E-SQUID - Development of SQUID-based Multiplexers for Large Infrared-to-X-ray Imaging Detector Arrays in Astronomical Research from Space
Looking back in the earliest stages of the universe, X-ray sensing devices working at temperatures close to absolute zero are indispensable. The E-SQUID project will take Europe to the top in this critical technology domain.
Present astrophysics research focuses on solving the mysterious past and evolution of the Universe, which can be traced by observations of the most distant and faintest objects in the sky. Mission plans seek X-ray sensing devices that can detect the details of the faint glow of the first black holes and the very hot gas in the early Universe after the Big Bang, and the infrared light of cool objects in outer space, which human made devices have not been able to detect before. For both of these focus areas of modern astronomy, detectors operated at temperatures near absolute zero are by far the only choice fulfilling the requirements of science.
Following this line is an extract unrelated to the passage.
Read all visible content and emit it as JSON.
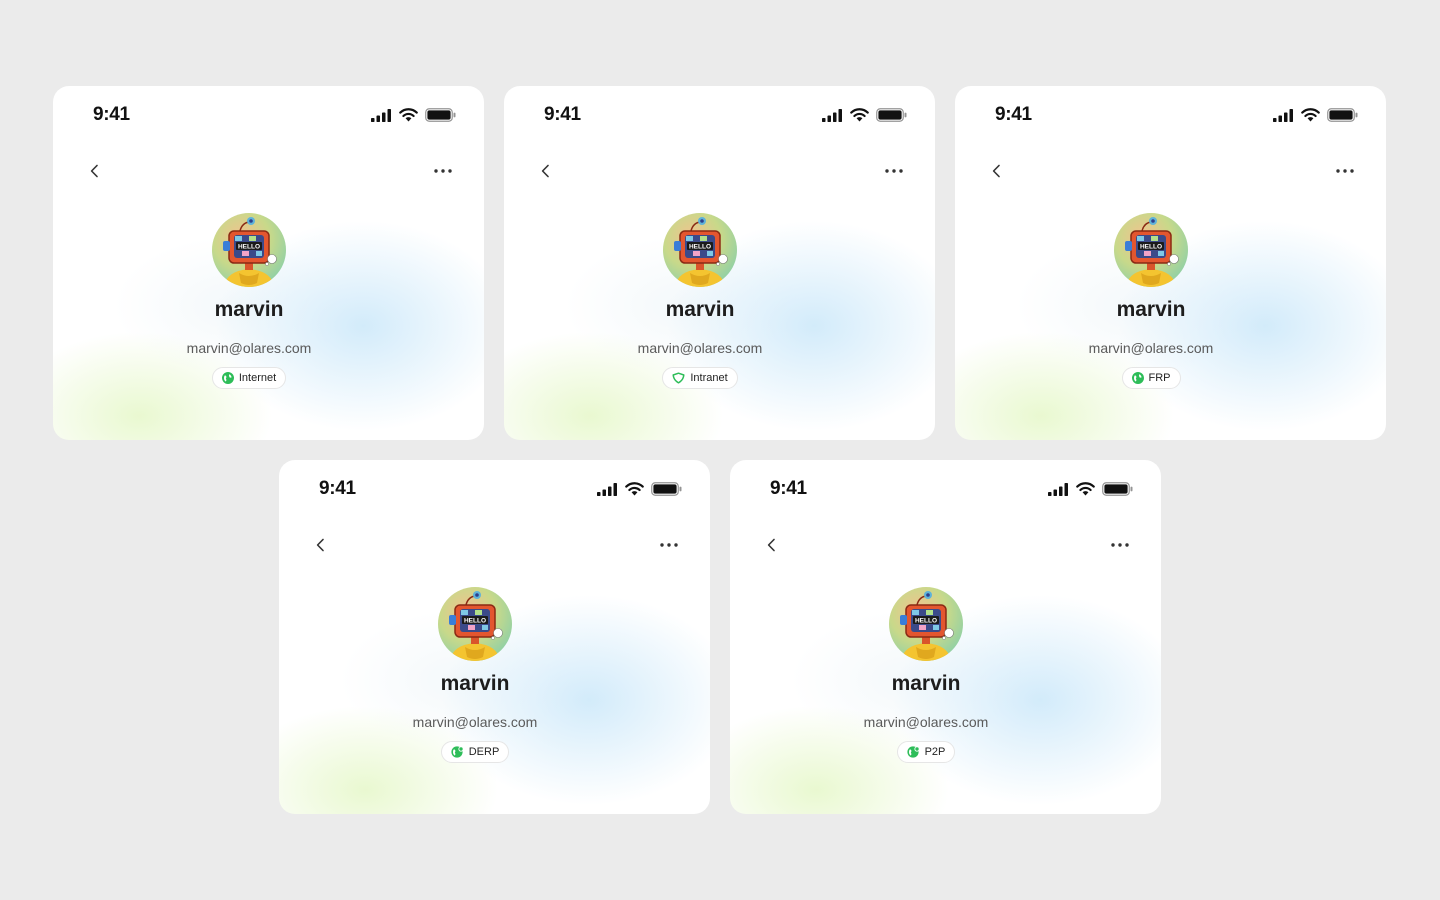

For such detectors, the best readout solution is SQUID – the Superconducting Quantum Interference Device.
This has been recognized by developers of high sensitivity cameras for astronomy and other applications all over the world, and a lot of effort is put in on squeezing the ultimate performance from such devices. Presently, the European level of expertise is also advanced in this area of critical technology, but is not yet the state-of-the-art in the world. The goal of E-SQUID is to make progress in this area by utilizing the best European expertise, and bridge the gap to reach the top.
The practical task includes developing first prototypes of SQUID readout of small image arrays in the required wavelengths with the highest possible signal-to-noise ratio, and then scaling-up the size by methods that allow further upgrades to megapixel size in the future.
Source: European Communities, 2011